Each year a staggering 65 billion gallons of alcohol is consumed worldwide. Alcohol makes us feel relaxed, it’s a social lubricant and it tastes great! It is the liquid that is a must on celebrations and to bond over. Alcohol is part of our culture and has consistently been part of being human. Apparently, we have always been a species up for a party. Alcohol has been found as far back as archaeologists can detect humanoid existence (there have been many types of human-like species before Homo Sapiens existed.)

As we all know, excessive and long-term drinking of alcohol is not the best for your health. Then why is alcohol such an ingrained part of our culture? There are many theories as to why humans have a taste for liquor.

The long-standing theory why Europeans have a stronger craving for alcohol is due to our ancestors had the need of purifying water by making it alcoholic. Alcohol also provides hard to come by calories during the winter months. Our friends in East Asia had less of this need so many East Asians lack the enzyme to break down alcohol and are alcohol intolerant.
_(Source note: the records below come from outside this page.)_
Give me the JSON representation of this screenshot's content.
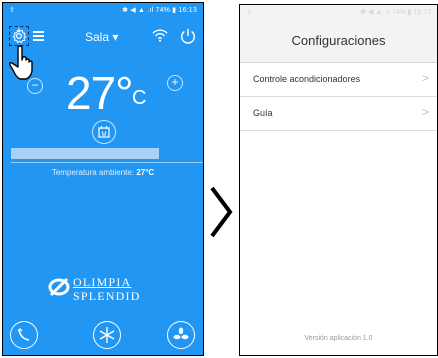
{
  "left_screen": {
    "status_bar": {
      "left_icon": "notification-icon",
      "battery": "74%",
      "time": "16:13"
    },
    "header": {
      "room_label": "Sala",
      "room_dropdown_icon": "caret-down-icon"
    },
    "temperature": {
      "value": "27°",
      "unit": "C"
    },
    "controls": {
      "minus": "−",
      "plus": "+",
      "calendar_label": "M"
    },
    "setpoint_bar": {
      "fill_fraction": 0.8
    },
    "ambient": {
      "label": "Temperatura ambiente:",
      "value": "27°C"
    },
    "brand": {
      "line1": "OLIMPIA",
      "line2": "SPLENDID"
    }
  },
  "right_screen": {
    "status_bar": {
      "battery": "74%",
      "time": "16:13"
    },
    "title": "Configuraciones",
    "items": [
      {
        "label": "Controle acondicionadores"
      },
      {
        "label": "Guía"
      }
    ],
    "version": "Versión aplicación 1.0"
  },
  "colors": {
    "primary": "#2196f3",
    "bar_fill": "#a7d2f6",
    "white": "#ffffff"
  }
}
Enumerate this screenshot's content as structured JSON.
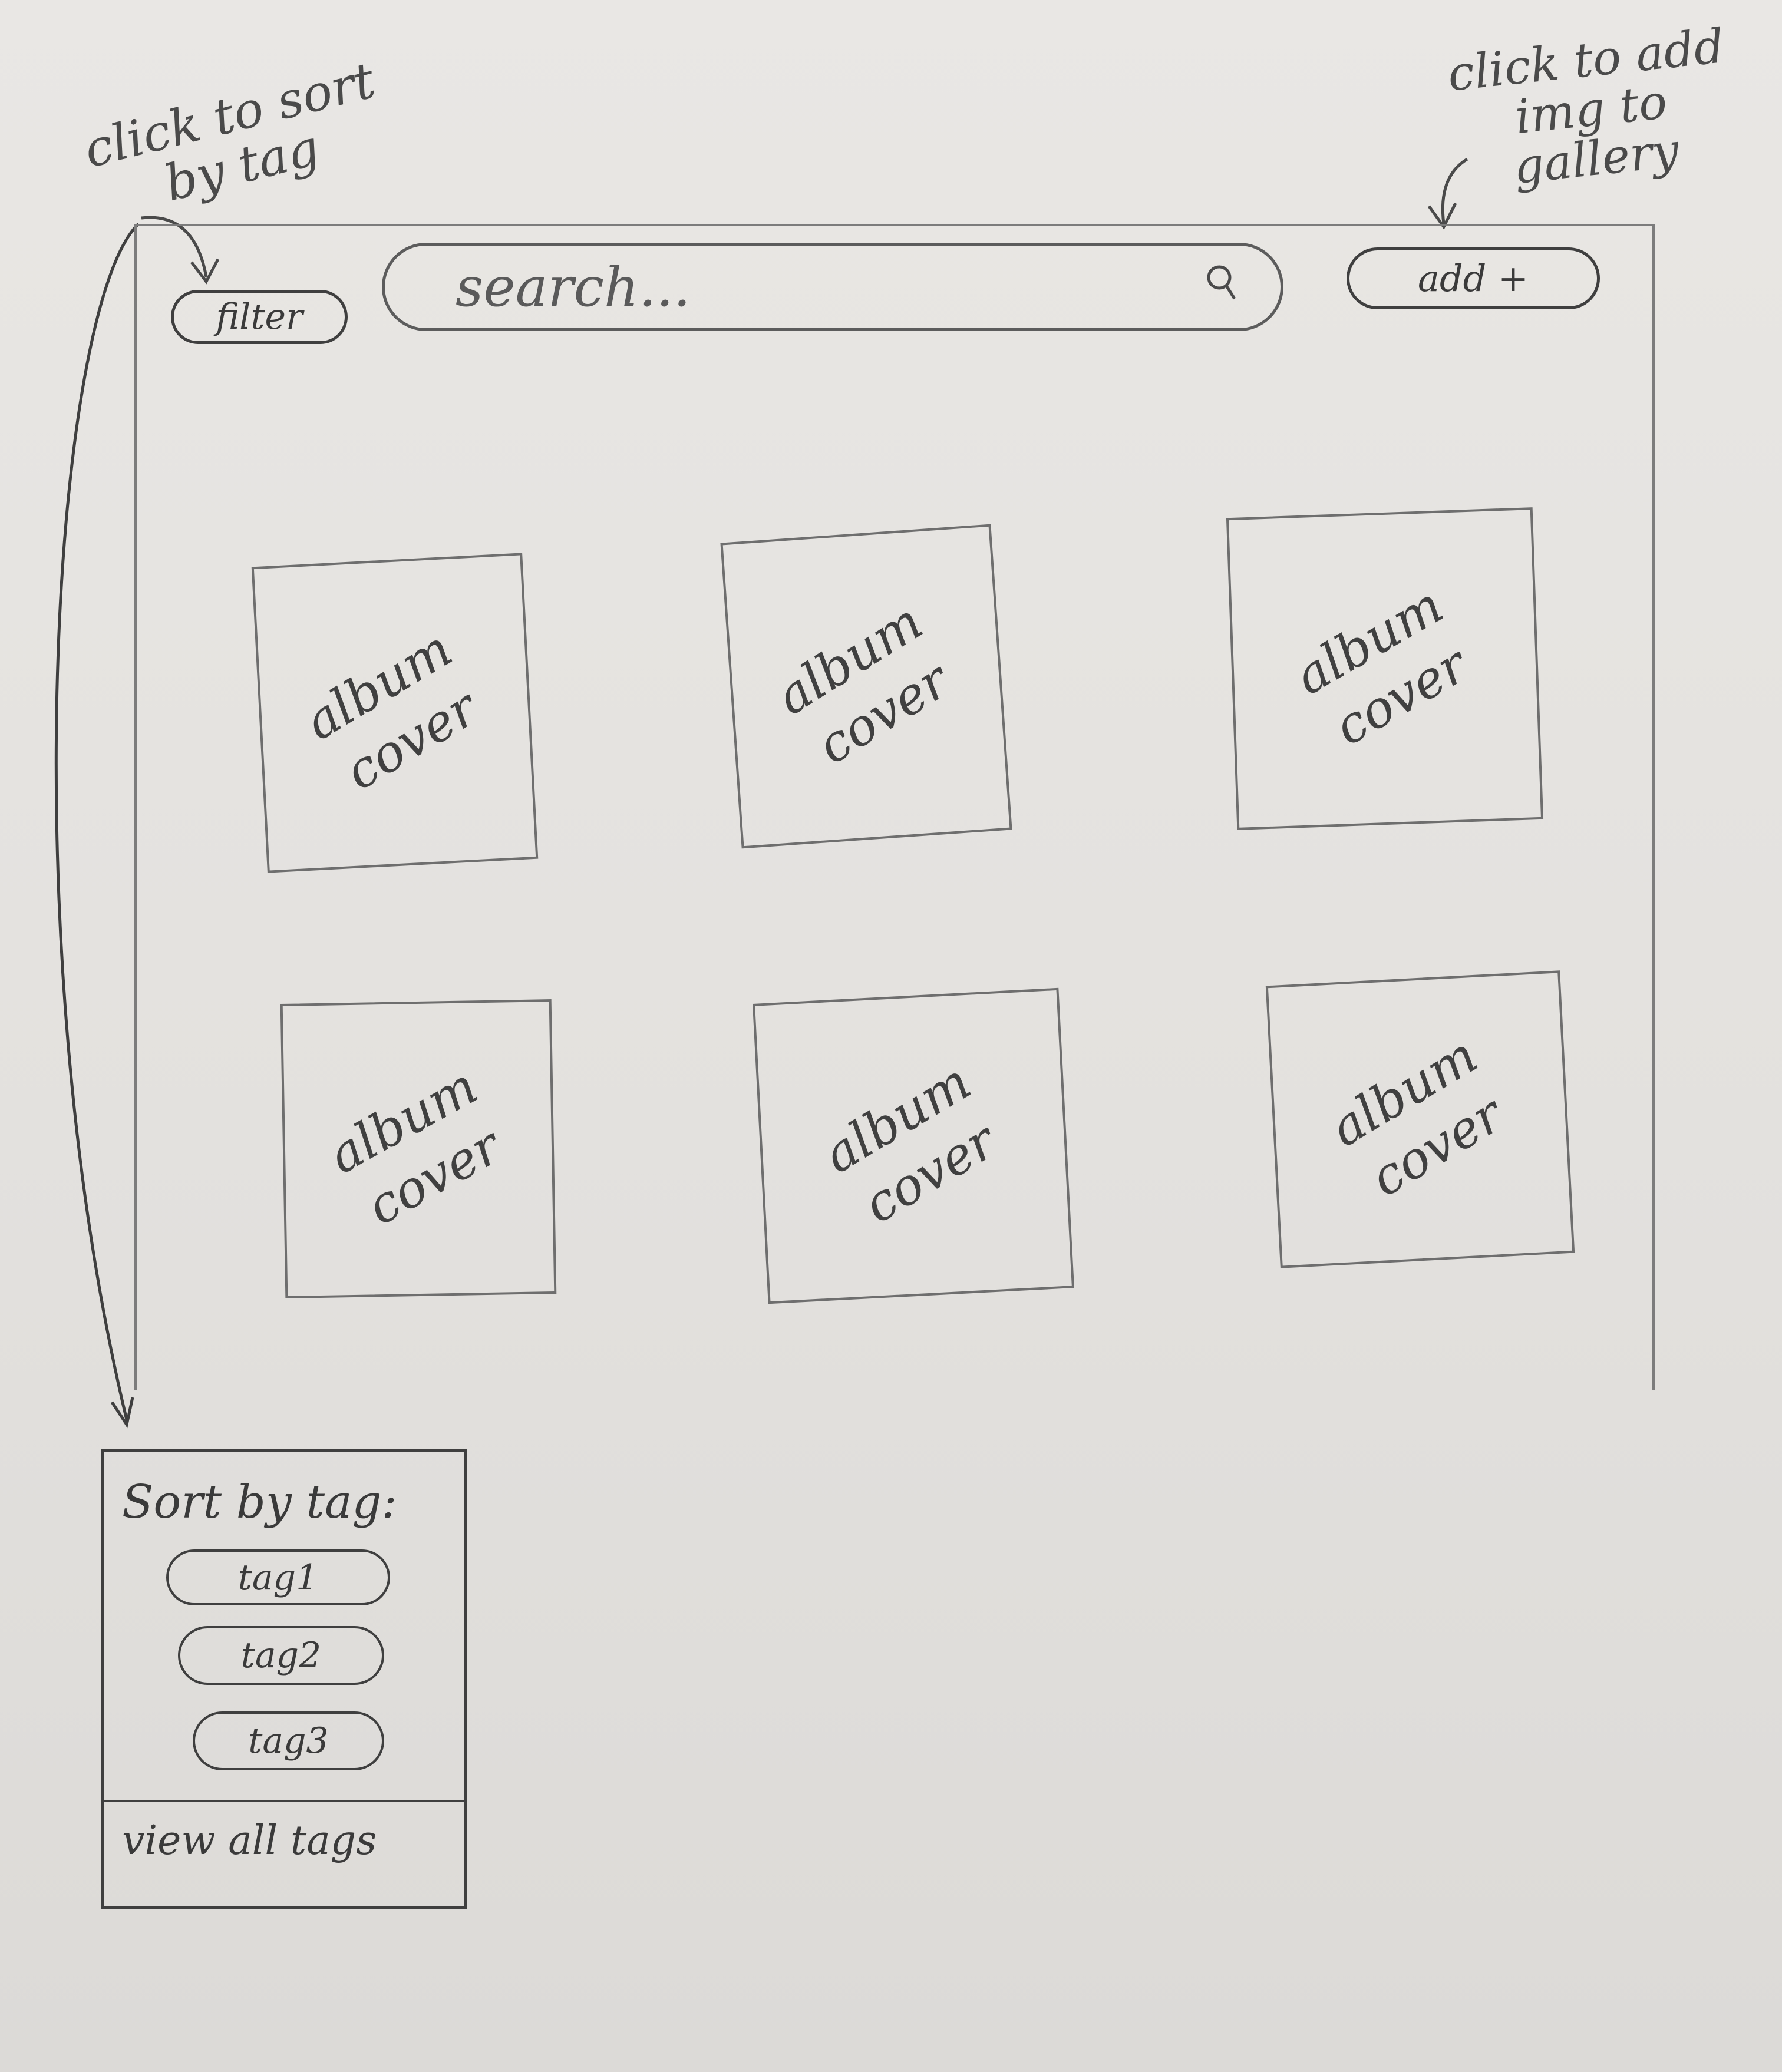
{
  "annotations": {
    "filter_note": "click to sort by tag",
    "add_note": "click to add img to gallery"
  },
  "toolbar": {
    "filter_label": "filter",
    "search_placeholder": "search...",
    "add_label": "add +"
  },
  "gallery": {
    "items": [
      {
        "label": "album\ncover"
      },
      {
        "label": "album\ncover"
      },
      {
        "label": "album\ncover"
      },
      {
        "label": "album\ncover"
      },
      {
        "label": "album\ncover"
      },
      {
        "label": "album\ncover"
      }
    ]
  },
  "tag_menu": {
    "title": "Sort by tag:",
    "tags": [
      {
        "label": "tag1"
      },
      {
        "label": "tag2"
      },
      {
        "label": "tag3"
      }
    ],
    "view_all_label": "view all tags"
  },
  "icons": {
    "search": "search-icon"
  },
  "colors": {
    "paper": "#e4e2e0",
    "pencil": "#3f3f3f"
  }
}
However, this theory might not explain the full boozy story. Evidence from a study written by PNAS shows that our primate ancestors already evolved the enzyme to break down alcohol 7 – 21 million years ago. This is long before humans (or humanoids) were on the scene. This shows that we were party animals before we took the human form that we have today.

The research PNAS carried out found that our common ancestors such as banobos, chimps, and gorillas all carry the gene to break down alcohol. You might wonder, what evolutionary advantage does alcohol have? Alcohol is created by the fermentation of yeast. Yeast breaks down sugar to release energy and the by-product is alcohol and carbon dioxide. Fruit contains loads of sugar and often yeast spores are carried by the wind and land on fruit (and everything else). When the fruit starts to ferment, it can produce between 1% to 8% of ethanol.
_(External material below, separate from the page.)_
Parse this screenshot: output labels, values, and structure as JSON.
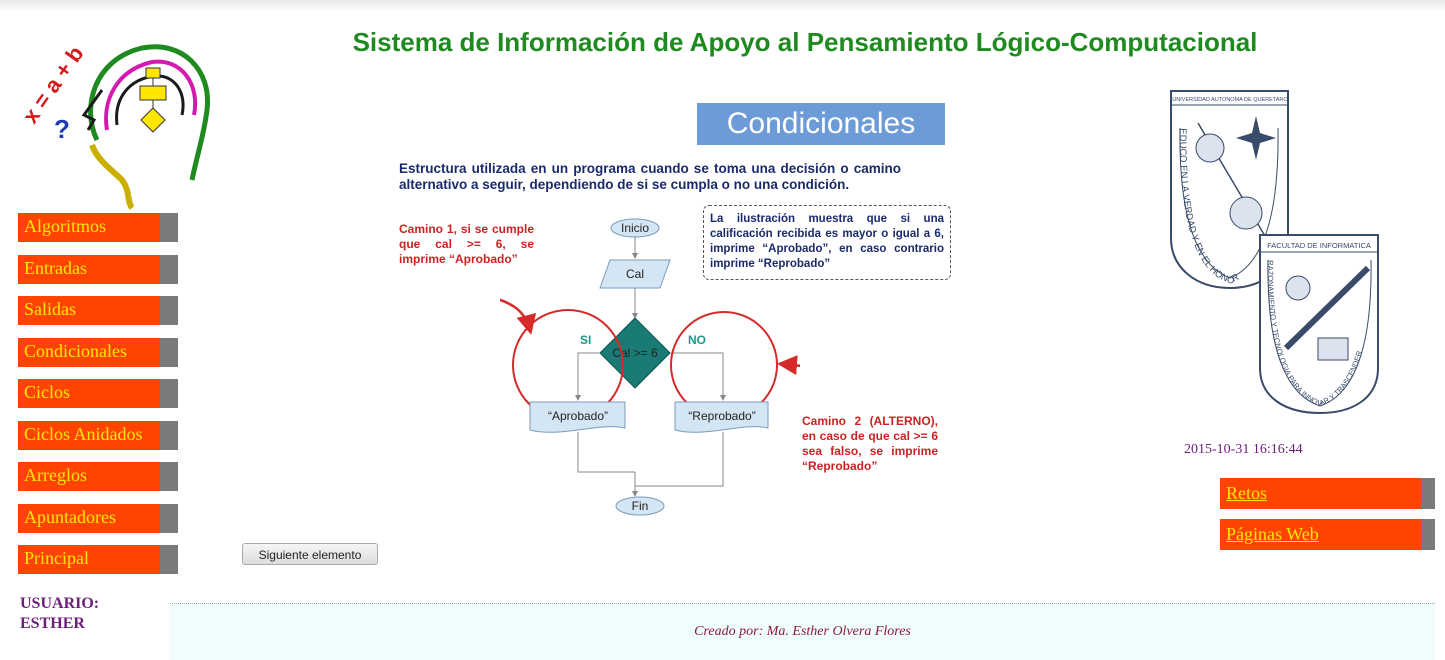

According to the renowned biologist Robert Dudley (2000), (who came up with the “Drunken Monkey” theory) believes that the alcohol makes the ripen fruit have a stronger scent that can be carried further distances. This would make the fruit easier to find by the primates that are looking for their next meal. This is also helpful for the plant as they spread the seeds inside the fruit via the monkey. However, there is an additional advantage for the plant. Once the primate has snacked its way through the fruit, it will feel hungrier and therefore eat more of the fermenting fruit. This is something we all recognise after a night out. Alcohol has benefits for both the plant and the primate. In other words, we have co-evolved with alcohol. This co-evolution might explain why consuming a moderate amount of alcohol offers health benefits such as reducing the risk of stroke and heart disease.

This strong co-evolution and benefits for both animals and plants have established alcohol prime and centre in our culture. However, too much of the good stuff can cause us harm.
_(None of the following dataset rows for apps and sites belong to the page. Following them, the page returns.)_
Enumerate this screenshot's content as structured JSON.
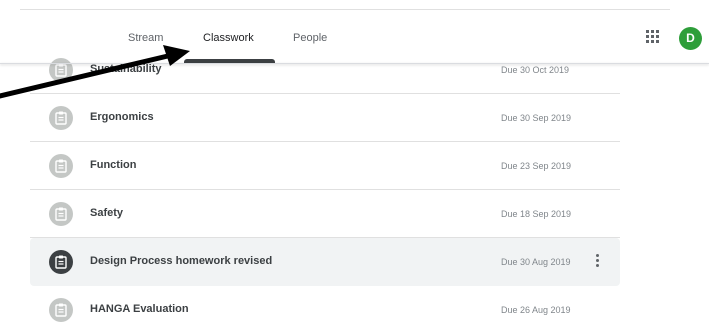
{
  "tabs": [
    {
      "label": "Stream"
    },
    {
      "label": "Classwork"
    },
    {
      "label": "People"
    }
  ],
  "avatar": {
    "initial": "D",
    "color": "#2e9e3a"
  },
  "assignments": [
    {
      "title": "Sustainability",
      "due": "Due 30 Oct 2019"
    },
    {
      "title": "Ergonomics",
      "due": "Due 30 Sep 2019"
    },
    {
      "title": "Function",
      "due": "Due 23 Sep 2019"
    },
    {
      "title": "Safety",
      "due": "Due 18 Sep 2019"
    },
    {
      "title": "Design Process homework revised",
      "due": "Due 30 Aug 2019"
    },
    {
      "title": "HANGA Evaluation",
      "due": "Due 26 Aug 2019"
    }
  ],
  "icons": {
    "assignment": "assignment-icon",
    "apps": "apps-grid-icon",
    "more": "more-vert-icon"
  }
}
This is because our modern alcohol production methods, concentrate the alcohol in drinks and it contains a bit more ethanol than the natural fermentation process.

So next time you are sipping on a cocktail at The Floodgate, spare a thought for all those that came before us that had to eat rotten fruit to enjoy a bit of a buzz.